As a reader what comes first, character, plot, setting?
Well, obviously, all three are fundamental building blocks of a novel, so to disregard any of them will result in a story that is less than structurally sound. But…
I’m not a “setting” guy. There, I said it.
I know many people (hi, Tracy!) choose books based primarily on the setting (quaint English village, Southern plantation, Hooters restaurant), but I’m not one of them. A story could take place in a phone booth (remember those?) and if it has interesting characters and a driving plot, I’ll be happy.
Now, between character and plot, which is most important to me? Again, I consider both to be vital components of a story well told. But I’d have to give the slight edge to character. You see, it’s the characters who stick with me long after I’ve finished the book.
I’m a big fan of Robert B. Parker’s Spenser series. I can tell you what clothes he wears, where he prefers to go for drinks, and where he lives. I can also tell you the size of the bites of food his girlfriend Susan Silverman eats (microscopic). For the life of me, however, I couldn’t tell you the plot of any particular Spenser book (Wait, wait. Somebody goes missing. Spenser snoops around, angering the people he talks to. Then he finds the missing person, but refuses, at first, to send him/her back. Finally, all are reunited.)
Now, while I read them, the plots keep me following along, but it’s the characters I remember: Spenser, Hawk, Susan, Belson, Quirk, Rita from the law firm, Henry from the gym, and all the thugs and semi-thugs Spenser deals with.
Ditto for Jack Reacher. Same for Harry Bosch. Likewise for Lucas Davenport (I only remember snatches of the plots from the “Prey” books. And the setting, wasn’t it cold? Some northern state starting with M—Michigan or Minnesota or Maine or Manitoba?).

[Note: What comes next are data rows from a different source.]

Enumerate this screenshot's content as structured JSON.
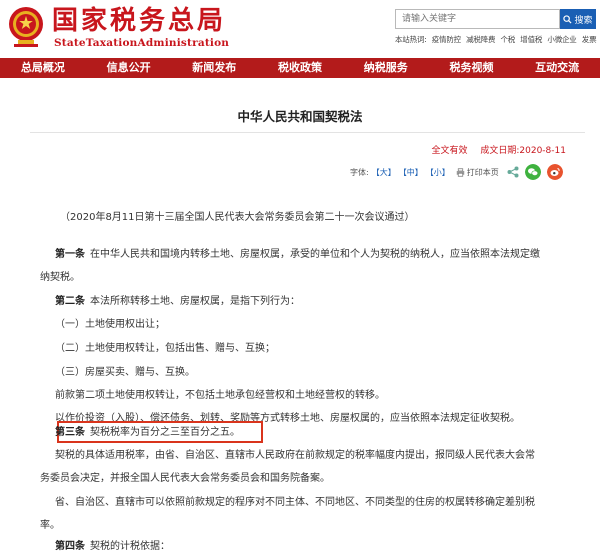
{
  "header": {
    "logo_cn": "国家税务总局",
    "logo_en": "StateTaxationAdministration",
    "search_placeholder": "请输入关键字",
    "search_button": "搜索",
    "hot_prefix": "本站热词:",
    "hot_words": [
      "疫情防控",
      "减税降费",
      "个税",
      "增值税",
      "小微企业",
      "发票"
    ]
  },
  "nav": {
    "items": [
      "总局概况",
      "信息公开",
      "新闻发布",
      "税收政策",
      "纳税服务",
      "税务视频",
      "互动交流"
    ]
  },
  "article": {
    "title": "中华人民共和国契税法",
    "status": "全文有效",
    "date": "成文日期:2020-8-11",
    "font_label": "字体:",
    "font_large": "【大】",
    "font_medium": "【中】",
    "font_small": "【小】",
    "print": "打印本页",
    "subtitle": "（2020年8月11日第十三届全国人民代表大会常务委员会第二十一次会议通过）",
    "p1_head": "第一条",
    "p1_line1": "在中华人民共和国境内转移土地、房屋权属，承受的单位和个人为契税的纳税人，应当依照本法规定缴",
    "p1_line2": "纳契税。",
    "p2_head": "第二条",
    "p2_text": "本法所称转移土地、房屋权属，是指下列行为：",
    "item1": "（一）土地使用权出让；",
    "item2": "（二）土地使用权转让，包括出售、赠与、互换；",
    "item3": "（三）房屋买卖、赠与、互换。",
    "p2b": "前款第二项土地使用权转让，不包括土地承包经营权和土地经营权的转移。",
    "p2c": "以作价投资（入股）、偿还债务、划转、奖励等方式转移土地、房屋权属的，应当依照本法规定征收契税。",
    "p3_head": "第三条",
    "p3_text": "契税税率为百分之三至百分之五。",
    "p3b_line1": "契税的具体适用税率，由省、自治区、直辖市人民政府在前款规定的税率幅度内提出，报同级人民代表大会常",
    "p3b_line2": "务委员会决定，并报全国人民代表大会常务委员会和国务院备案。",
    "p3c_line1": "省、自治区、直辖市可以依照前款规定的程序对不同主体、不同地区、不同类型的住房的权属转移确定差别税",
    "p3c_line2": "率。",
    "p4_head": "第四条",
    "p4_text": "契税的计税依据："
  },
  "colors": {
    "brand_red": "#c8161d",
    "nav_red": "#b31b1b",
    "link_blue": "#1a5fb4",
    "highlight": "#d9341c"
  }
}
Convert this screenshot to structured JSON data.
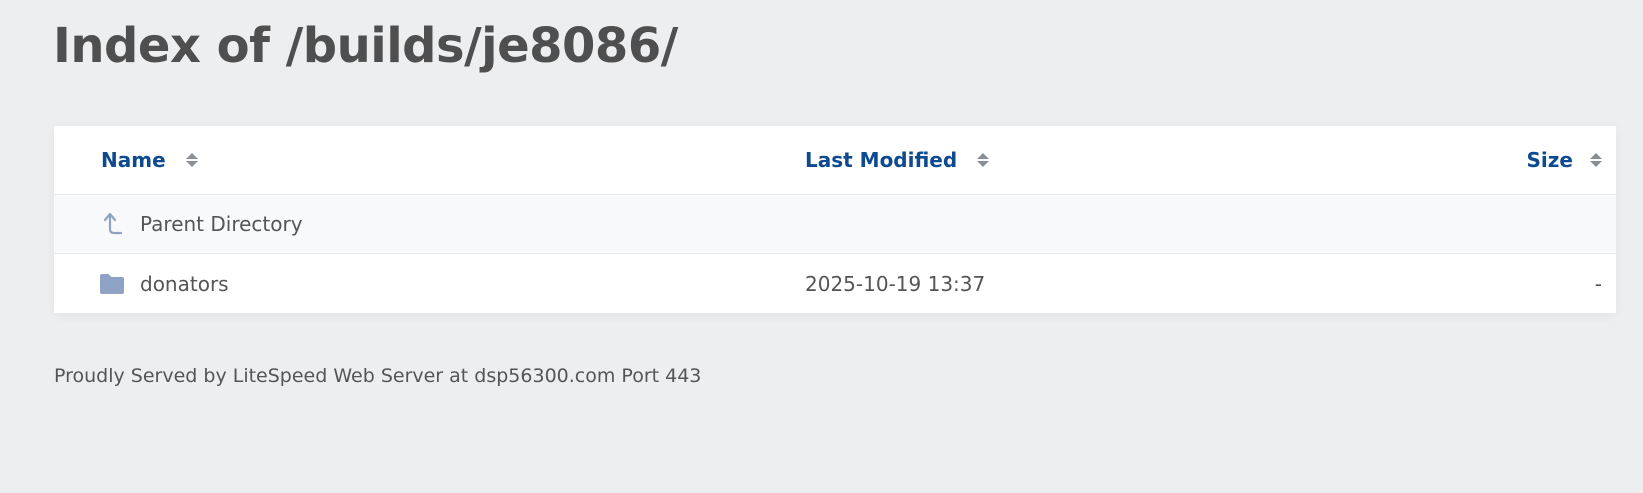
{
  "page": {
    "title": "Index of /builds/je8086/"
  },
  "table": {
    "headers": {
      "name": "Name",
      "last_modified": "Last Modified",
      "size": "Size"
    },
    "parent": {
      "label": "Parent Directory",
      "icon": "arrow-up-icon"
    },
    "rows": [
      {
        "name": "donators",
        "icon": "folder-icon",
        "last_modified": "2025-10-19 13:37",
        "size": "-"
      }
    ]
  },
  "colors": {
    "background": "#eceef0",
    "link": "#0e4a8f",
    "icon": "#8da2c4"
  },
  "footer": {
    "text": "Proudly Served by LiteSpeed Web Server at dsp56300.com Port 443"
  }
}
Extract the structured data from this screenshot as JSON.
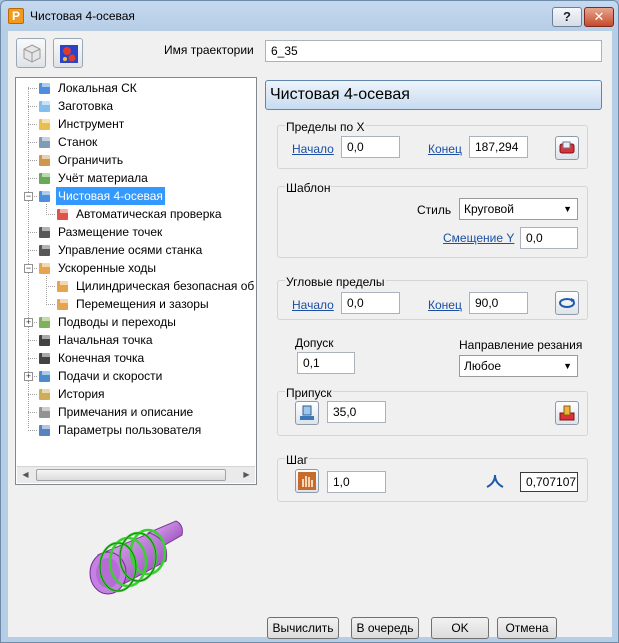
{
  "window": {
    "title": "Чистовая 4-осевая",
    "app_icon_letter": "P",
    "help_label": "?",
    "close_label": "✕"
  },
  "toolbar": {
    "icon1": "cube-group-icon",
    "icon2": "color-map-icon"
  },
  "name": {
    "label": "Имя траектории",
    "value": "6_35"
  },
  "tree": {
    "items": [
      {
        "label": "Локальная СК",
        "icon": "coordinate-system-icon"
      },
      {
        "label": "Заготовка",
        "icon": "stock-block-icon"
      },
      {
        "label": "Инструмент",
        "icon": "tool-icon"
      },
      {
        "label": "Станок",
        "icon": "machine-icon"
      },
      {
        "label": "Ограничить",
        "icon": "limit-icon"
      },
      {
        "label": "Учёт материала",
        "icon": "rest-material-icon"
      },
      {
        "label": "Чистовая 4-осевая",
        "icon": "finishing-4axis-icon"
      },
      {
        "label": "Автоматическая проверка",
        "icon": "auto-check-icon"
      },
      {
        "label": "Размещение точек",
        "icon": "point-distribution-icon"
      },
      {
        "label": "Управление осями станка",
        "icon": "axis-control-icon"
      },
      {
        "label": "Ускоренные ходы",
        "icon": "rapid-moves-icon"
      },
      {
        "label": "Цилиндрическая безопасная об",
        "icon": "safe-area-icon"
      },
      {
        "label": "Перемещения и зазоры",
        "icon": "moves-clearances-icon"
      },
      {
        "label": "Подводы и переходы",
        "icon": "leads-links-icon"
      },
      {
        "label": "Начальная точка",
        "icon": "start-point-icon"
      },
      {
        "label": "Конечная точка",
        "icon": "end-point-icon"
      },
      {
        "label": "Подачи и скорости",
        "icon": "feeds-speeds-icon"
      },
      {
        "label": "История",
        "icon": "history-icon"
      },
      {
        "label": "Примечания и описание",
        "icon": "notes-icon"
      },
      {
        "label": "Параметры пользователя",
        "icon": "user-params-icon"
      }
    ]
  },
  "page": {
    "header": "Чистовая 4-осевая",
    "x_limits": {
      "title": "Пределы по X",
      "start_label": "Начало",
      "start_value": "0,0",
      "end_label": "Конец",
      "end_value": "187,294",
      "button_icon": "measure-limits-icon"
    },
    "pattern": {
      "title": "Шаблон",
      "style_label": "Стиль",
      "style_value": "Круговой",
      "offset_label": "Смещение Y",
      "offset_value": "0,0"
    },
    "angle_limits": {
      "title": "Угловые пределы",
      "start_label": "Начало",
      "start_value": "0,0",
      "end_label": "Конец",
      "end_value": "90,0",
      "button_icon": "angle-limits-icon"
    },
    "tolerance": {
      "title": "Допуск",
      "value": "0,1"
    },
    "cut_direction": {
      "title": "Направление резания",
      "value": "Любое"
    },
    "thickness": {
      "title": "Припуск",
      "value": "35,0",
      "icon": "thickness-icon",
      "button_icon": "component-thickness-icon"
    },
    "stepover": {
      "title": "Шаг",
      "value": "1,0",
      "cusp_value": "0,707107",
      "icon": "stepover-hand-icon",
      "cusp_icon": "cusp-icon"
    }
  },
  "buttons": {
    "calculate": "Вычислить",
    "queue": "В очередь",
    "ok": "OK",
    "cancel": "Отмена"
  },
  "colors": {
    "selection": "#3399ff",
    "link": "#1a4fa3",
    "title_bar": "#b6cde6",
    "preview_coil": "#39d12f",
    "preview_body": "#b56cd6"
  }
}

Give me a compelling character and I’ll follow him or her anywhere, through any dire situation.
Just don’t ask me to remember the details about the setting or the plot.